    Granted, getting a bug report directly from a single person is a lot different than getting science policy opinions directly from 10 million people (there is a scaling problem), but if you don’t even TRY to get the opinion directly “from the horse’s mouth”, you are ensured of having at least one missing input. Missing inputs = partial garbage in = partial garbage out.

  • Kate

    I wonder how much of the “filtering” doctors and nurses do is to try to avoid problems with placebo effects, causation/correlation, etc? Humans are notoriously bad at objectively reporting observations…

  • Kate

    I wonder how much of the “filtering” doctors and nurses do is to try to avoid problems with placebo effects, causation/correlation, etc? Humans are notoriously bad at objectively reporting observations…

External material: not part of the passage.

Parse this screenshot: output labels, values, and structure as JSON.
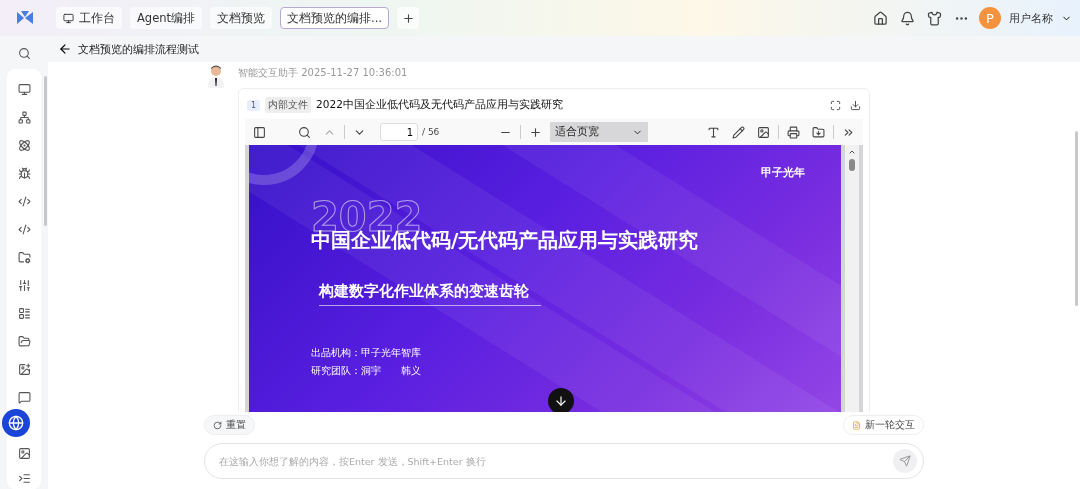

  • JT Lewis

    Sometimes patient-input creates cacophony, not clarity. One can always find anecdotal evidence to bolster one’s argument. See, for example, this Sunday’s NYTimes Magazine article and blog on menopause: http://well.blogs.nytimes.com/2010/04/14/the-mental-chaos-of-menopause/ (especially the passionate and testy blog comments on both sides of the issue.) Read in tandem with Scientific American’s Is Estrogen the New Ritalin? http://www.scientificamerican.com/article.cfm?id=is-estrogen-the-new-ritalin It falls to policy makers, researchers, and practitioners to tease out what is meaningful and accurate.

  • JT Lewis

    Sometimes patient-input creates cacophony, not clarity. One can always find anecdotal evidence to bolster one’s argument. See, for example, this Sunday’s NYTimes Magazine article and blog on menopause: http://well.blogs.nytimes.com/2010/04/14/the-mental-chaos-of-menopause/ (especially the passionate and testy blog comments on both sides of the issue.) Read in tandem with Scientific American’s Is Estrogen the New Ritalin? http://www.scientificamerican.com/article.cfm?id=is-estrogen-the-new-ritalin It falls to policy makers, researchers, and practitioners to tease out what is meaningful and accurate.